TASK REQUIREMENTS: From the entries that follow, extract each line holding the string "badge".

Data about app and page elements

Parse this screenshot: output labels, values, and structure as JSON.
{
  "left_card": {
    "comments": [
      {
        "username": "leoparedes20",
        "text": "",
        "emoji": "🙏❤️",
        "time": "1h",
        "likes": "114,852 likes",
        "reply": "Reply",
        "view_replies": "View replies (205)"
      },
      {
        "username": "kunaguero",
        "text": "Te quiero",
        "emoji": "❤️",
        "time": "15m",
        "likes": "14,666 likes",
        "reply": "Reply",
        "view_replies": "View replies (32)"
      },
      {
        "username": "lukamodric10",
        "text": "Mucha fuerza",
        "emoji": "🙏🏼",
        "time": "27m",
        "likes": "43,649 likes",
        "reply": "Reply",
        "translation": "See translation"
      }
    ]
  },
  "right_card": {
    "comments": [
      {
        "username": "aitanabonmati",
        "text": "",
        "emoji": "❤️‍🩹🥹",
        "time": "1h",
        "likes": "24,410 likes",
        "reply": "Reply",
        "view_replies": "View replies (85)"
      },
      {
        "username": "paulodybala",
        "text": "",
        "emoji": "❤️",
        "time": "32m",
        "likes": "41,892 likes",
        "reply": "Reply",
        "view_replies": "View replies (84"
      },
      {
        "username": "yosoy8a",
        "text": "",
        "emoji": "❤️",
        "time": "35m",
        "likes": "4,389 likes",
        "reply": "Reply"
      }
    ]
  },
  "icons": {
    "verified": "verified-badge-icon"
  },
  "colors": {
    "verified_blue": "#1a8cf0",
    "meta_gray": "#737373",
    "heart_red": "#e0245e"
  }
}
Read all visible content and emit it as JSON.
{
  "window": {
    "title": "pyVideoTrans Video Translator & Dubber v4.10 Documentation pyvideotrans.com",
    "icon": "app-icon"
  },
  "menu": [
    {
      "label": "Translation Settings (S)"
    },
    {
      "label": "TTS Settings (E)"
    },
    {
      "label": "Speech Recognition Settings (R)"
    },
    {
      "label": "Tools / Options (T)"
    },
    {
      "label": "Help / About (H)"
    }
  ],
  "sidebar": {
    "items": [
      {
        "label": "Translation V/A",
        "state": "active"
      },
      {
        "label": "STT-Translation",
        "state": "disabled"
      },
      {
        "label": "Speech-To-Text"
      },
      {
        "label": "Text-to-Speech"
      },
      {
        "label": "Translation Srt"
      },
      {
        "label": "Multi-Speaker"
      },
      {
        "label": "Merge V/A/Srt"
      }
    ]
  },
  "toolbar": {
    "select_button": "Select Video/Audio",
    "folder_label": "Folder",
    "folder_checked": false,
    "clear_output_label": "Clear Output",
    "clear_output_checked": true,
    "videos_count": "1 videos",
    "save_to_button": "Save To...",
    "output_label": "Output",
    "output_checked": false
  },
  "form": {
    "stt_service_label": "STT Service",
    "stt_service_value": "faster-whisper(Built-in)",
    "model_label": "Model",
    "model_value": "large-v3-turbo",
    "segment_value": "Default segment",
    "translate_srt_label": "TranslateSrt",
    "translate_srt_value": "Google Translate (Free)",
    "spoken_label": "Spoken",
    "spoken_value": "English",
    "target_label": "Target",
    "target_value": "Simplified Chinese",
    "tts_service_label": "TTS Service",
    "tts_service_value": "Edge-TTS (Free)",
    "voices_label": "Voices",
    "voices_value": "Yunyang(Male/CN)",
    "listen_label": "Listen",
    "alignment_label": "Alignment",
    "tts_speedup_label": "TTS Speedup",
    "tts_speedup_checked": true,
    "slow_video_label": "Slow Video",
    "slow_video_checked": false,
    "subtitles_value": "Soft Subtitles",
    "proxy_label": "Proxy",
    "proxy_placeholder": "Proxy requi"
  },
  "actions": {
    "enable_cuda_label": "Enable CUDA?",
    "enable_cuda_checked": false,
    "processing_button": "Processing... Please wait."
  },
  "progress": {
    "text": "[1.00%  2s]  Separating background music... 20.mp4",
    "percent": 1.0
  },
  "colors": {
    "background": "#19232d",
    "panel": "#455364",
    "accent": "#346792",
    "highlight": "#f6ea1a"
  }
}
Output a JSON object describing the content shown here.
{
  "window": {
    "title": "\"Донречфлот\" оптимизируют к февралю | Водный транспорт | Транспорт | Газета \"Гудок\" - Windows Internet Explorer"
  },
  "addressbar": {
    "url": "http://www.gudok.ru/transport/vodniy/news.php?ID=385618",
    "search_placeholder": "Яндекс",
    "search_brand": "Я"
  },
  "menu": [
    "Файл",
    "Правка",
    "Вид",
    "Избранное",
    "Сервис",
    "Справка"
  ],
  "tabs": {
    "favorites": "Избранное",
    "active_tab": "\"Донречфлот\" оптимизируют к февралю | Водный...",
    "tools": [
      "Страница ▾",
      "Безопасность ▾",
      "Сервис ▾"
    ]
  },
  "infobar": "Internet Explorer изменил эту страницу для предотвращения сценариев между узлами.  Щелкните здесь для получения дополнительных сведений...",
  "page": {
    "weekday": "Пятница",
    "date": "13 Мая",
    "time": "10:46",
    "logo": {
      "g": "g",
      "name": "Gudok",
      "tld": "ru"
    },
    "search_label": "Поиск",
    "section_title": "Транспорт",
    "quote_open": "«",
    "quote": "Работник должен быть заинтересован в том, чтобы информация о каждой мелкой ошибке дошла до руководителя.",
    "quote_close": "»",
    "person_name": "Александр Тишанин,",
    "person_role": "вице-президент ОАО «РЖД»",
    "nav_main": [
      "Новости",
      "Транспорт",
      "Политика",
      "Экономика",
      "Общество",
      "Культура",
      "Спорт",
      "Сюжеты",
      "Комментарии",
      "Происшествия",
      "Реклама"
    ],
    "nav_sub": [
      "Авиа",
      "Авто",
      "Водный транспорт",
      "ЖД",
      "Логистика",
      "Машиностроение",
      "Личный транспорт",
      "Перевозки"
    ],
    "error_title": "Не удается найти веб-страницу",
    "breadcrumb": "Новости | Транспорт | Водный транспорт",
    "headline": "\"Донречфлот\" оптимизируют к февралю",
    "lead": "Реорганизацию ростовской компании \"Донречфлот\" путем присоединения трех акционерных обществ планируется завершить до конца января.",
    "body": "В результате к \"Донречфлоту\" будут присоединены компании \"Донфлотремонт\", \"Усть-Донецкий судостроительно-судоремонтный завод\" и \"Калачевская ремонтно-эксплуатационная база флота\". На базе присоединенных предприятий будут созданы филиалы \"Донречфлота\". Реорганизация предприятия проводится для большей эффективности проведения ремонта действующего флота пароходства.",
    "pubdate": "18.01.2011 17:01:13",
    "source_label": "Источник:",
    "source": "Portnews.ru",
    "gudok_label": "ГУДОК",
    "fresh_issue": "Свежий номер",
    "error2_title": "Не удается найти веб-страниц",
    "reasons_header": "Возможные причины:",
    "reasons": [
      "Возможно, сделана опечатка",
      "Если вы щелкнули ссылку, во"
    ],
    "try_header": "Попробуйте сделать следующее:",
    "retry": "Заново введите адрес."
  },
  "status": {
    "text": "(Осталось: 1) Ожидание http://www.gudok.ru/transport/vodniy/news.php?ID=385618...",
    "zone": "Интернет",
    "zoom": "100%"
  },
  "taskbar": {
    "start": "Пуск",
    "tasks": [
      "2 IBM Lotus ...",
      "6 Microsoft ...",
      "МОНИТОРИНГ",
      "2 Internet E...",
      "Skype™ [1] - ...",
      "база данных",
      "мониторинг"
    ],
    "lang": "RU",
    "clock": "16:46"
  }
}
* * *
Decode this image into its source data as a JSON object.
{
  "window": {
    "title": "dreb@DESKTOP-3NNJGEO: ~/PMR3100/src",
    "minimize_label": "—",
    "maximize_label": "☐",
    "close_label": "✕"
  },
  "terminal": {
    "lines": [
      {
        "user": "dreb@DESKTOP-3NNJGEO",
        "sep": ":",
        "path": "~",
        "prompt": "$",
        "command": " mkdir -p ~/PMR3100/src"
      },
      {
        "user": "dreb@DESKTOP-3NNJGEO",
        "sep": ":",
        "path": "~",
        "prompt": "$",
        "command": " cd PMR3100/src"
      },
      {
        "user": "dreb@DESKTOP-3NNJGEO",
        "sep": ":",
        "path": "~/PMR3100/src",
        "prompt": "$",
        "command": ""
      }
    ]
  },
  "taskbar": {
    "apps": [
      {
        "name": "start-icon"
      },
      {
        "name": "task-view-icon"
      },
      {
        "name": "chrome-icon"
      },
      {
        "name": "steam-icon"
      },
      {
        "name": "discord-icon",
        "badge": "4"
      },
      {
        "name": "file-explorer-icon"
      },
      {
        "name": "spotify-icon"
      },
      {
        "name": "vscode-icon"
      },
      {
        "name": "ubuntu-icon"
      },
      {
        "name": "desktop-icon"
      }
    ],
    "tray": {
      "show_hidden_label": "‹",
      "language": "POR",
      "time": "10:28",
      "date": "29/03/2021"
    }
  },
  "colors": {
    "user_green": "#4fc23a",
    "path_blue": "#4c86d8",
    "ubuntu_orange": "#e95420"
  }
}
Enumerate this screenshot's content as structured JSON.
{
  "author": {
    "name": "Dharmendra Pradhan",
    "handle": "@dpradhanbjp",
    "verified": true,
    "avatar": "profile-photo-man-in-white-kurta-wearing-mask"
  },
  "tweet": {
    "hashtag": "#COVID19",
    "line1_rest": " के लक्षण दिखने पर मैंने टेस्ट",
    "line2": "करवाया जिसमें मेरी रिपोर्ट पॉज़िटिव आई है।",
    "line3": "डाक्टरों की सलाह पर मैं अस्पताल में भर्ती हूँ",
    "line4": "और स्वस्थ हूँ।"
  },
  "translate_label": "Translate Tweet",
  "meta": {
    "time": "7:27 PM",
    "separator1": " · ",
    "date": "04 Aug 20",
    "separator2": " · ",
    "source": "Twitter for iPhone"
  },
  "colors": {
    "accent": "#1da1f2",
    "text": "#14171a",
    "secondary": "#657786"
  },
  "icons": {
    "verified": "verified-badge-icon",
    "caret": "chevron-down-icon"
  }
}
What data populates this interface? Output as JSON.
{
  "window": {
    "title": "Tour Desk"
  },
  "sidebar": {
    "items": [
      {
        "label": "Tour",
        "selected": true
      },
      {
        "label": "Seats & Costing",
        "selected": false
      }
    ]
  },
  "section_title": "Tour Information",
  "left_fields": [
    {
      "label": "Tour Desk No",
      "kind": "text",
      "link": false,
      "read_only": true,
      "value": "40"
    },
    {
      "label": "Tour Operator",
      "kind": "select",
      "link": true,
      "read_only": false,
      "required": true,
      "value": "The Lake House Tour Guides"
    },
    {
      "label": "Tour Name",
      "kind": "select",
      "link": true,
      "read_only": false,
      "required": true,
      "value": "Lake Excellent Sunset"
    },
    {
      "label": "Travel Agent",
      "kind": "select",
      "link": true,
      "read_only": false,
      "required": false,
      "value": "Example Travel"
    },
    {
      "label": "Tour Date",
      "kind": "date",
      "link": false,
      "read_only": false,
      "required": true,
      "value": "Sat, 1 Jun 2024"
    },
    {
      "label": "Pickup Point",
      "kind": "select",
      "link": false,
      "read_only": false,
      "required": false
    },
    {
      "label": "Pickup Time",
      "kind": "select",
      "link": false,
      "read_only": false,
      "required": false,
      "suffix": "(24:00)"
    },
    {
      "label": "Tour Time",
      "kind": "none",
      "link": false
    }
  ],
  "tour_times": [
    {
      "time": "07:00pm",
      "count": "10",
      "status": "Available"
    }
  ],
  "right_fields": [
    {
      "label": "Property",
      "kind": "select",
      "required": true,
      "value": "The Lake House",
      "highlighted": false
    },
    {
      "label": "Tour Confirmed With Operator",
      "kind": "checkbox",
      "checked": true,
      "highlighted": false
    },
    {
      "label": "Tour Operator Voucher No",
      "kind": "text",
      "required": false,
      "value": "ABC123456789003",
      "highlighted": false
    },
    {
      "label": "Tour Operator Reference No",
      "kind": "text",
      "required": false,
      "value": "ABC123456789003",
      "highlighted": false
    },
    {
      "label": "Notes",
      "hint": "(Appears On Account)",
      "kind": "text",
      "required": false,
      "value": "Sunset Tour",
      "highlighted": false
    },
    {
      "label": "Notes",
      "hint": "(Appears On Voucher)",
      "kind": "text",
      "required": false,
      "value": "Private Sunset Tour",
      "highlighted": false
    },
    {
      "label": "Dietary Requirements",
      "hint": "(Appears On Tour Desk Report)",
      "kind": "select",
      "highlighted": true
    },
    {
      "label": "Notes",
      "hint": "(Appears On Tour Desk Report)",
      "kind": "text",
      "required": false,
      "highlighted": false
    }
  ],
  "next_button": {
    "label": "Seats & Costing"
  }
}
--
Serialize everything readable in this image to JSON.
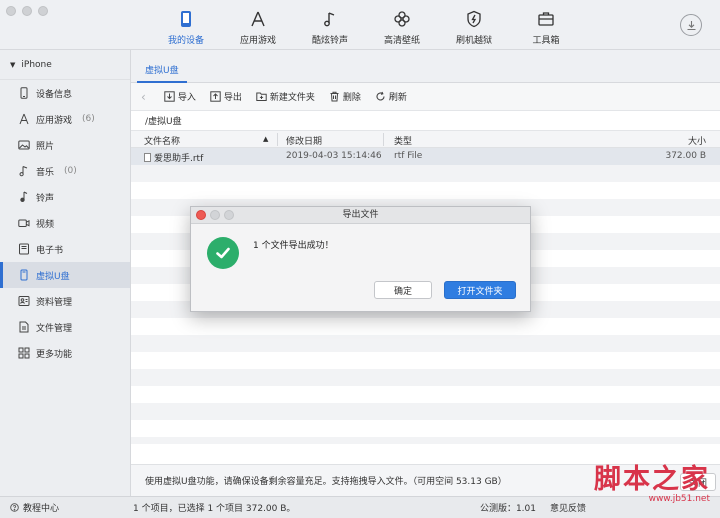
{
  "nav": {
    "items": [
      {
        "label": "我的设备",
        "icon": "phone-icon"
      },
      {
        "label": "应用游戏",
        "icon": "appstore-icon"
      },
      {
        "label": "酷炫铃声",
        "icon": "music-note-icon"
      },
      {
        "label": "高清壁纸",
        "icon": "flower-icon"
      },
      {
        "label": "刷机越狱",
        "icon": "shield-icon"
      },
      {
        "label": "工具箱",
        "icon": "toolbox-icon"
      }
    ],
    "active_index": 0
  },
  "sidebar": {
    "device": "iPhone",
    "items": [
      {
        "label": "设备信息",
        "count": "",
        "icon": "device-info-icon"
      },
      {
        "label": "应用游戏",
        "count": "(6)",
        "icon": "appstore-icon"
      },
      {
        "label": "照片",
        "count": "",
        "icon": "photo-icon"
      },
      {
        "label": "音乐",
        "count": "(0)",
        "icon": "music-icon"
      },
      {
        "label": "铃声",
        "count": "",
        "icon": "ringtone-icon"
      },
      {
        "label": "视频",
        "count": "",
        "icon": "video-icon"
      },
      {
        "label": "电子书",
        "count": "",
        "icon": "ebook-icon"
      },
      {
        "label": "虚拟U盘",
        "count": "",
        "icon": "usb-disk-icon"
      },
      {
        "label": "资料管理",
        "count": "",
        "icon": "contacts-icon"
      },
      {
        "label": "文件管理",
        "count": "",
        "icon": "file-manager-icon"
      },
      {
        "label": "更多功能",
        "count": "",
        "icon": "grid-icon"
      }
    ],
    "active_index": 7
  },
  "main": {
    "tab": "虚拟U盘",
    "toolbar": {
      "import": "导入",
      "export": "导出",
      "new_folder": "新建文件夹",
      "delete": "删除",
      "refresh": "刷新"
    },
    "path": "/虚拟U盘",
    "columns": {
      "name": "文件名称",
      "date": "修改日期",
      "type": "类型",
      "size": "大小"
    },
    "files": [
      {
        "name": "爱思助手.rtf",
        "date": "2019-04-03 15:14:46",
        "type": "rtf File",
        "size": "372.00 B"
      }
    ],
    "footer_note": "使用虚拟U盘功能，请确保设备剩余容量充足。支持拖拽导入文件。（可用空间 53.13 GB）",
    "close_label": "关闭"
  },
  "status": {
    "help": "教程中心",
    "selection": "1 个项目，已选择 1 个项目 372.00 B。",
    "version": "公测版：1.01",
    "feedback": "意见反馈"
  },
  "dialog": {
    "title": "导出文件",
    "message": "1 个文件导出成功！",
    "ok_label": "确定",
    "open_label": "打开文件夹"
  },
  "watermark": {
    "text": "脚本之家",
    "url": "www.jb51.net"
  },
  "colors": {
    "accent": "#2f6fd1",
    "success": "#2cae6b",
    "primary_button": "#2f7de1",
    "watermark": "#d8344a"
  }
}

FINAL ANSWER:
    "verified": "verified-badge-icon"
        "badge": "4"
    "verified": "verified-badge-icon",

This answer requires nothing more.